Marin Independent Journal
Elected officials must help solve post office mess
The seemingly sudden closure of the Bolinas Post Office, a fixture in the oceanside town since the Civil War, creates a priority for Rep. Jared Huffman and Supervisor Dennis Rodoni to find a replacement.
In the latest development, residents and businesses with Bolinas P.O. boxes must go to Stinson Beach to pick up mail and packages. That's a roundtrip of more than 20 miles. Many residents don't have home delivery and relied on the bank of post office boxes that, for more than 60 years, could be accessed at 20 Brighton Ave.
For now, people with Bolinas P.O. boxes can pick it up in Stinson Beach after 1 p.m. Monday through Friday. It's not the end of the world, but it is a hassle.
The closure, which USPS says is “temporary,” is the result of a dispute with the landlord of the post office.

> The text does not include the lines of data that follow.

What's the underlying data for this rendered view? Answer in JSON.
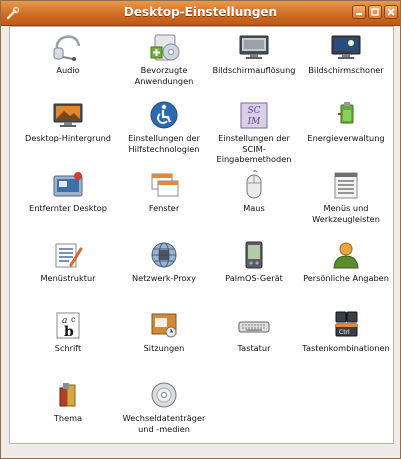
{
  "window": {
    "title": "Desktop-Einstellungen",
    "buttons": [
      "minimize",
      "maximize",
      "close"
    ]
  },
  "items": [
    {
      "label": "Audio",
      "icon": "headset-icon"
    },
    {
      "label": "Bevorzugte\nAnwendungen",
      "icon": "preferred-apps-icon"
    },
    {
      "label": "Bildschirmauflösung",
      "icon": "screen-resolution-icon"
    },
    {
      "label": "Bildschirmschoner",
      "icon": "screensaver-icon"
    },
    {
      "label": "Desktop-Hintergrund",
      "icon": "desktop-background-icon"
    },
    {
      "label": "Einstellungen der\nHilfstechnologien",
      "icon": "accessibility-icon"
    },
    {
      "label": "Einstellungen der\nSCIM-\nEingabemethoden",
      "icon": "scim-icon"
    },
    {
      "label": "Energieverwaltung",
      "icon": "power-management-icon"
    },
    {
      "label": "Entfernter Desktop",
      "icon": "remote-desktop-icon"
    },
    {
      "label": "Fenster",
      "icon": "windows-icon"
    },
    {
      "label": "Maus",
      "icon": "mouse-icon"
    },
    {
      "label": "Menüs und\nWerkzeugleisten",
      "icon": "menus-toolbars-icon"
    },
    {
      "label": "Menüstruktur",
      "icon": "menu-structure-icon"
    },
    {
      "label": "Netzwerk-Proxy",
      "icon": "network-proxy-icon"
    },
    {
      "label": "PalmOS-Gerät",
      "icon": "palm-device-icon"
    },
    {
      "label": "Persönliche Angaben",
      "icon": "personal-info-icon"
    },
    {
      "label": "Schrift",
      "icon": "font-icon"
    },
    {
      "label": "Sitzungen",
      "icon": "sessions-icon"
    },
    {
      "label": "Tastatur",
      "icon": "keyboard-icon"
    },
    {
      "label": "Tastenkombinationen",
      "icon": "keyboard-shortcuts-icon"
    },
    {
      "label": "Thema",
      "icon": "theme-icon"
    },
    {
      "label": "Wechseldatenträger\nund -medien",
      "icon": "removable-media-icon"
    }
  ]
}
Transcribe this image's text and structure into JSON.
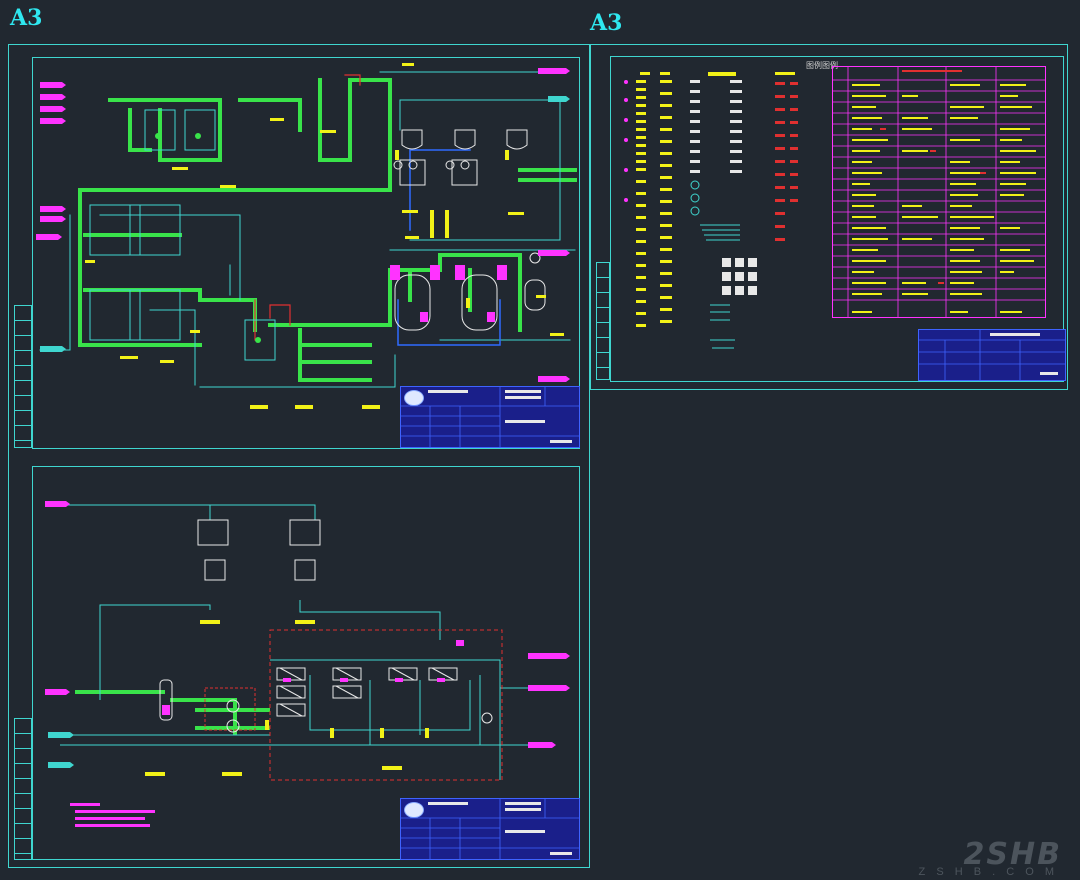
{
  "sheets": {
    "left_label": "A3",
    "right_label": "A3"
  },
  "legend": {
    "title": "图例图例"
  },
  "watermark": {
    "text": "2SHB",
    "sub": "Z S H B . C O M"
  },
  "colors": {
    "background": "#212830",
    "frame": "#3fd6cf",
    "main_pipe": "#39e34a",
    "yellow_tag": "#f2f217",
    "magenta": "#ff33ff",
    "title_block": "#1a1f8a",
    "red": "#e03030"
  },
  "icons": [
    "company-logo-icon",
    "tank-icon",
    "pump-icon",
    "valve-icon",
    "heat-exchanger-icon",
    "instrument-bubble-icon"
  ]
}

The two parted ways over needed repairs, especially the flooring.
“This is a temporary measure until other quarters can be secured while seeking a long-term facility,” USPS reported in its press release.
Still, the change came as a surprise to many locals. For many it's a community hub.
According to one local historian, Bolinas has had its own post office since 1863.
Whether the landlord/tenant fallout can be resolved is unknown, but the post office's closure and ensuring a smooth transition for the public was upended by the brief notice provided — four days.
There also was little communication between the post office and the public.
Huffman, Marin's congressman, and Rodoni need to get involved and keep pressure on the post office to find a new location — or resolve its differences with the landlord, who is also trying to sell the building.
Their problem-solving involvement could help uphold the USPS statement that the interruption will be temporary.
It also could help assure the community that something is being done about it.
Having gotten such short notice from the post office, some are understandably worried about how long “temporary” will be.
An online petition has already got more than 1,200 signatures, impressive for a town of only 1,500 people.
Even finding a temporary location, such as bringing in a portable building, would meet the obvious need for postal services until a permanent location can be found.
Having USPS as a lessee sounds pretty attractive — a reliable, rent-paying tenant that can draw local customers to other nearby shops and restaurants.
The petition drive is a reflection of a strong community consensus that people in town want assurances that temporary doesn't turn into permanent.
Huffman and Rodoni can help bring together stakeholders to help allay that concern, open better communication between the post office and its Bolinas customers and give the 94924 community the local postal services it has relied on for more than 160 years.